The cans themselves don’t present a problem, as aluminium can be recycled infinitely without a loss in quality. About half of the cans consumed in the US are recycled. The problem is the other half – the vast amount of cans that end up in rivers, on sidewalks and in fields. People’s ignorance when it comes to recycling negatively impacts the world environment and human health, resulting in wasted energy and pollution generated from mining and other processes used to produce new aluminium. Single-use containers are admittedly convenient, but the environmental effects are disastrous. Every can thrown in the bin must be replaced with a new can made from virgin materials, which most people neglect to reflect on after lunch or on the bus.
Taiwanese design collective Haoshi has taken it as their mission to solve this sad equation. Working in collaboration with PLA Studio, the team recently released a limited edition of containers. They hope that their concept will replace single-use containers in the future. The can, ironically called Tin Can (even though it’s not metallic) is made of Poly-Lactic Acid (PLA) – a starch material extracted from corn. PLA has the same properties as petroleum plastic, but without the negative effects – it is biodegradable and becomes soil after 180 days in a compost system.
The Tin Cans have double-layered walls, making them resistant to high heat and able to keep cold beverages chilled for long periods of time. They have a well-sealed lid which lets one open and close the container as many times as one wishes. The top comes off to refill the can.
ARE THEY GREEN?

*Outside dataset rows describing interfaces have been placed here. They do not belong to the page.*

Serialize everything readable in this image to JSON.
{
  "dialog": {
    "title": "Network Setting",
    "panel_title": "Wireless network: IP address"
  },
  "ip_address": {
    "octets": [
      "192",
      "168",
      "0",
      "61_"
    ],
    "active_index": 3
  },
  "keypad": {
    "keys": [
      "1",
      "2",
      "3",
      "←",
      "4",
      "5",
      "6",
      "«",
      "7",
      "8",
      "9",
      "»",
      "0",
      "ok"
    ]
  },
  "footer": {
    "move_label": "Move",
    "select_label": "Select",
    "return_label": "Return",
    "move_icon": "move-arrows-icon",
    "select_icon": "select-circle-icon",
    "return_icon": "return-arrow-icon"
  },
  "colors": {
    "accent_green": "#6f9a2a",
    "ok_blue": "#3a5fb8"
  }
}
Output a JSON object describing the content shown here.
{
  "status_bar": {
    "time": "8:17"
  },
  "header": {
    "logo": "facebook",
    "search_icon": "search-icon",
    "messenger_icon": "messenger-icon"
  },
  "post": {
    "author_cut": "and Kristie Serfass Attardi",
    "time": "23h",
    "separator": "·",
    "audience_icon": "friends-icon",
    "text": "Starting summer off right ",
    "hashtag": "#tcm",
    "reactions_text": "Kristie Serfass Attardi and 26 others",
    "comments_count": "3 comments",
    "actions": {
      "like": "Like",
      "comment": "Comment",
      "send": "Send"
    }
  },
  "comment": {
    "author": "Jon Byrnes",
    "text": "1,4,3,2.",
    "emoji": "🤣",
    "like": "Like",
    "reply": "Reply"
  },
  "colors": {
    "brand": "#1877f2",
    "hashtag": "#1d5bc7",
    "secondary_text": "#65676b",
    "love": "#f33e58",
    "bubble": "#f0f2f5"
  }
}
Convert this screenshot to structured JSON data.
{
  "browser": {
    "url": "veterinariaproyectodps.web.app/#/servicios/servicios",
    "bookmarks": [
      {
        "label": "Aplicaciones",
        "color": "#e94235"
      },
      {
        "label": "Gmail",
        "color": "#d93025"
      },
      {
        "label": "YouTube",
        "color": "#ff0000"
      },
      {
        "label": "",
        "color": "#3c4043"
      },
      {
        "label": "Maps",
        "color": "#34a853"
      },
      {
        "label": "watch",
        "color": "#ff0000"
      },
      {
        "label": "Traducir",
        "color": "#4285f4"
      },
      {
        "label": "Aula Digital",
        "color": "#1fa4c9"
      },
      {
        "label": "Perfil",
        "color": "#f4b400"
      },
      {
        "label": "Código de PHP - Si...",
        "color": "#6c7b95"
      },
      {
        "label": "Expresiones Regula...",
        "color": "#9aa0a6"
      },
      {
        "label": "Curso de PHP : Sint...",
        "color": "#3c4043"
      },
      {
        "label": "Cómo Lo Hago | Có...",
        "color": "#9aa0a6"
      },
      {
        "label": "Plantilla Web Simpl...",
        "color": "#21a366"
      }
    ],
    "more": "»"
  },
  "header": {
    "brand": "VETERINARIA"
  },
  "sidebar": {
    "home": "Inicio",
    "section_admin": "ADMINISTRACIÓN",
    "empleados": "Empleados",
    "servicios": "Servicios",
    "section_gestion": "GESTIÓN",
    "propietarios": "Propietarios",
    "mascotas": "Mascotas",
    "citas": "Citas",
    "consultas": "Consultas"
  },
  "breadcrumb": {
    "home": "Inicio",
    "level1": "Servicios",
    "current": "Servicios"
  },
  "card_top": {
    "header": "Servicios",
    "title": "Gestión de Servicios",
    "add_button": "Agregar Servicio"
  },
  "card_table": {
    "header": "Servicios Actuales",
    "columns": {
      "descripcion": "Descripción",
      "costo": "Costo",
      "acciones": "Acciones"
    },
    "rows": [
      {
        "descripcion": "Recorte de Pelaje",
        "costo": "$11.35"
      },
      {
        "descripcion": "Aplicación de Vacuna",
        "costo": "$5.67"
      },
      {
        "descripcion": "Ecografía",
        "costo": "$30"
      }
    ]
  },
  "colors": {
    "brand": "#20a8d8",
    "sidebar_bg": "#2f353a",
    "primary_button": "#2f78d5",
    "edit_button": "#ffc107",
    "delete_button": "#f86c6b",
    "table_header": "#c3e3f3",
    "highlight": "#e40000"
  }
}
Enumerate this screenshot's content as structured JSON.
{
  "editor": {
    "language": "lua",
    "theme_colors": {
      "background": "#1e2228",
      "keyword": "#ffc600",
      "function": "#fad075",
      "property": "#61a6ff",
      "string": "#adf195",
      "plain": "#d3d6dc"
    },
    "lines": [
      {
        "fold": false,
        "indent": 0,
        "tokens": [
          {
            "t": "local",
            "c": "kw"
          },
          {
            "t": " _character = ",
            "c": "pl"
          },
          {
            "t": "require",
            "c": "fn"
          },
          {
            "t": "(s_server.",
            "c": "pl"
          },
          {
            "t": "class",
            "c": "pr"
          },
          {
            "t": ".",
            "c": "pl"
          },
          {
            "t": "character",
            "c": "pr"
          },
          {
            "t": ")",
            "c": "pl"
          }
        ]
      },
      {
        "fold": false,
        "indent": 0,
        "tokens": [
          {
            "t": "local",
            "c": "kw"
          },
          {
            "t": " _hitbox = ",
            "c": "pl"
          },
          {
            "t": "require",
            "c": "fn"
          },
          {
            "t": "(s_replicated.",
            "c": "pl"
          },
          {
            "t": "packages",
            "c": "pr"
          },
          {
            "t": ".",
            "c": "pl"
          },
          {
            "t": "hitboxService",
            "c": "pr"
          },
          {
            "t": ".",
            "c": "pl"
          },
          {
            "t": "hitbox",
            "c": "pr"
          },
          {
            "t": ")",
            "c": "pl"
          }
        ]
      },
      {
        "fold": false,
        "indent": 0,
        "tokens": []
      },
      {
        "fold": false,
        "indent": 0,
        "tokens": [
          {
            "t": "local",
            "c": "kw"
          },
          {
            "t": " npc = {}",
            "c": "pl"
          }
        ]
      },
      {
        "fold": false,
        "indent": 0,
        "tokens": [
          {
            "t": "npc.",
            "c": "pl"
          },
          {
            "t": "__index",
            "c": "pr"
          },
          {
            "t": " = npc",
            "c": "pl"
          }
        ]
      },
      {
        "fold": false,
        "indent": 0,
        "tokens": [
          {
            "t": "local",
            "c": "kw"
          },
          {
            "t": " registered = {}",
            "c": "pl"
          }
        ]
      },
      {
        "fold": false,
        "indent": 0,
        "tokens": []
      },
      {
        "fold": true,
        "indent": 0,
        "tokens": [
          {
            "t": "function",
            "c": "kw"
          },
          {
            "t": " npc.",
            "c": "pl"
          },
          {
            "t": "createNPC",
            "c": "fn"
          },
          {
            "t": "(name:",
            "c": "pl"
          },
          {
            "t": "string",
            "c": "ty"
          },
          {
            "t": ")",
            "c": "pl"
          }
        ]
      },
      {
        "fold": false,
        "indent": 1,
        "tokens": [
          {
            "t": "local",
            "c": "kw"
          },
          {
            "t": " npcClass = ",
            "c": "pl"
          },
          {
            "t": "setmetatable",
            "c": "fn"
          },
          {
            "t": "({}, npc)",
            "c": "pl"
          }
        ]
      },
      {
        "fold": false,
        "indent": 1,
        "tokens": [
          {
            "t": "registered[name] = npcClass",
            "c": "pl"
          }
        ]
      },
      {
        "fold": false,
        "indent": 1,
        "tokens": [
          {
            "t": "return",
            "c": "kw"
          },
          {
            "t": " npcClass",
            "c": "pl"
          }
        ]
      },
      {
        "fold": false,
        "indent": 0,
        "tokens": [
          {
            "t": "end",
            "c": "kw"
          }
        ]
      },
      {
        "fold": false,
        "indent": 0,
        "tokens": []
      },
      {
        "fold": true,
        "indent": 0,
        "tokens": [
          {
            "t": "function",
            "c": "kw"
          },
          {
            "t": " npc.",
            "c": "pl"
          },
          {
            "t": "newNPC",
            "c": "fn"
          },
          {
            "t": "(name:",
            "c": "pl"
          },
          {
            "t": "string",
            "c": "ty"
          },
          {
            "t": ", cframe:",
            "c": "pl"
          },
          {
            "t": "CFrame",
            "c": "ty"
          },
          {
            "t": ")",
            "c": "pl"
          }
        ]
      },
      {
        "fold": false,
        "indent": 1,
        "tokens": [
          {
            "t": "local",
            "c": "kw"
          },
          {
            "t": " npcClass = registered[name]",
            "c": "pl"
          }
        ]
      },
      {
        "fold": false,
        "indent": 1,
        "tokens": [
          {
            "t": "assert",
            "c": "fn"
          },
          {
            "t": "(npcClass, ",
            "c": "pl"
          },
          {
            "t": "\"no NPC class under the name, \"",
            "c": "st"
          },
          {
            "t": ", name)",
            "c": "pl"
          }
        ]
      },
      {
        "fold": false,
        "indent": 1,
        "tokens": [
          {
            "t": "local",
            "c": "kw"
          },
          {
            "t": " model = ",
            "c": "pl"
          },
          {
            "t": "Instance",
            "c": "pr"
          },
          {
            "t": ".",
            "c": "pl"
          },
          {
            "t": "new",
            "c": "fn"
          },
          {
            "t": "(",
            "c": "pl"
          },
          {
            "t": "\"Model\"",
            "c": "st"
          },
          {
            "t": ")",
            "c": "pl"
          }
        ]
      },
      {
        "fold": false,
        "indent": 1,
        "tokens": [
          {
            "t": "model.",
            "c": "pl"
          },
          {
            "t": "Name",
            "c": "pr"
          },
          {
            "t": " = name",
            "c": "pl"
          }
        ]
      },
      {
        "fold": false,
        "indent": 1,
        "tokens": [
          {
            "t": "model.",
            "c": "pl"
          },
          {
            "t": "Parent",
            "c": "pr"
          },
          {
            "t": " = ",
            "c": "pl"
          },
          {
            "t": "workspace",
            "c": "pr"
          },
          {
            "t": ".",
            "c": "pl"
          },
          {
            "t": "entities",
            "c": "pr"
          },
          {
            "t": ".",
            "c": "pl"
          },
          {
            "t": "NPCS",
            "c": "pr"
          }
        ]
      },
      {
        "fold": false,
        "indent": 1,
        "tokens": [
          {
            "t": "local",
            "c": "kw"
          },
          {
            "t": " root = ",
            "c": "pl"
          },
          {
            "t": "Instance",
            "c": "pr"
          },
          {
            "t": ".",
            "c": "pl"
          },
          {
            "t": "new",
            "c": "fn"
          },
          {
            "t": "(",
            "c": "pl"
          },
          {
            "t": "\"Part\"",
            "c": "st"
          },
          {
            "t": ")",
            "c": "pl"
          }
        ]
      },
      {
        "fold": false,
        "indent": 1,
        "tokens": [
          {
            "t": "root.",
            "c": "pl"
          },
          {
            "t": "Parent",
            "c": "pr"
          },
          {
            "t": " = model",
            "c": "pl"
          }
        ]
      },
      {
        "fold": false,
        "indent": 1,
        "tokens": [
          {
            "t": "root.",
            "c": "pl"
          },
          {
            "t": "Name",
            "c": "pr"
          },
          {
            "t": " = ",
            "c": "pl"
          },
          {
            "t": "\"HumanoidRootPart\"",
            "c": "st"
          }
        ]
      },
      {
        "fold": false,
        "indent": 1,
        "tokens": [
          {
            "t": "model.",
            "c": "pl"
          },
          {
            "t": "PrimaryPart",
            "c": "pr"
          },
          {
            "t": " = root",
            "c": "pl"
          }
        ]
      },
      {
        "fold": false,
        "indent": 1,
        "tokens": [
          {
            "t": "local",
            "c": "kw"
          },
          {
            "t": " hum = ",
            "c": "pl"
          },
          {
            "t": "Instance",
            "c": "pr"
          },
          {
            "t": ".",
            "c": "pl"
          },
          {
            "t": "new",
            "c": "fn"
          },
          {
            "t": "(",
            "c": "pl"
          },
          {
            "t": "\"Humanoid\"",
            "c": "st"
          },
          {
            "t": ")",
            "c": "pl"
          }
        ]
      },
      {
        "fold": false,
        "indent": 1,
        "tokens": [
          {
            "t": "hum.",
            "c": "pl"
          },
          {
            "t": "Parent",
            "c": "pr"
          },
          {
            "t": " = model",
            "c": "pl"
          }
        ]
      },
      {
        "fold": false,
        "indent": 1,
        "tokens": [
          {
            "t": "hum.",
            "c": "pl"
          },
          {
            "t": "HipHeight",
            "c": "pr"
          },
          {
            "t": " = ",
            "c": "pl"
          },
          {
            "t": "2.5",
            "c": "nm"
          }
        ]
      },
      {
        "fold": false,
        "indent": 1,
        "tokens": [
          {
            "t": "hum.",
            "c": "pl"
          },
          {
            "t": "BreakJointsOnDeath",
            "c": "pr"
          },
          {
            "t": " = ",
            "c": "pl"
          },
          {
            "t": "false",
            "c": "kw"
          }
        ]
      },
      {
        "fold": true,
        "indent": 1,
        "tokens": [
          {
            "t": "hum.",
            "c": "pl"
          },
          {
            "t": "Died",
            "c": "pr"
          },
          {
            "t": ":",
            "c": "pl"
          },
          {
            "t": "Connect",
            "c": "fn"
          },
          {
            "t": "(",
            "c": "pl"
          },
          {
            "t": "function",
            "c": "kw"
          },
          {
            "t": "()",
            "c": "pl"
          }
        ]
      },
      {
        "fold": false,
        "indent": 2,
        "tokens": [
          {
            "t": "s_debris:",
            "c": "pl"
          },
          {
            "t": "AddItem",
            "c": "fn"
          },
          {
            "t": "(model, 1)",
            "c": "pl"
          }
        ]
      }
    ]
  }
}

The various eco-friendly cans are surely easy on the eye, but as a whole the concepts have holes, with the obvious question being “why you should recycle, or indeed discard, a cup that is reusable?” To be able to fill the can you also have to purchase your beverage of choice in some container that very well may be made of PET or aluminium. More products doesn’t solve our problems – making objects from biodegradable materials is a step in the right direction, but those products need to be connected to systems that help people change their behaviour. Without systems that close the loop, the can isn’t much more than a fancy thermos.
It’s unclear how much the Tin Cans and it’s competing versions cost to produce, compared to the ones in aluminium, which makes it hard to evaluate the usability of them and how realistic the idea actually is. Perhaps one shouldn’t be too critical of projects on developing level, which these clearly are, but one can’t help to believe that once designers truly take responsibility and design for a closed loop we can take their ideas seriously.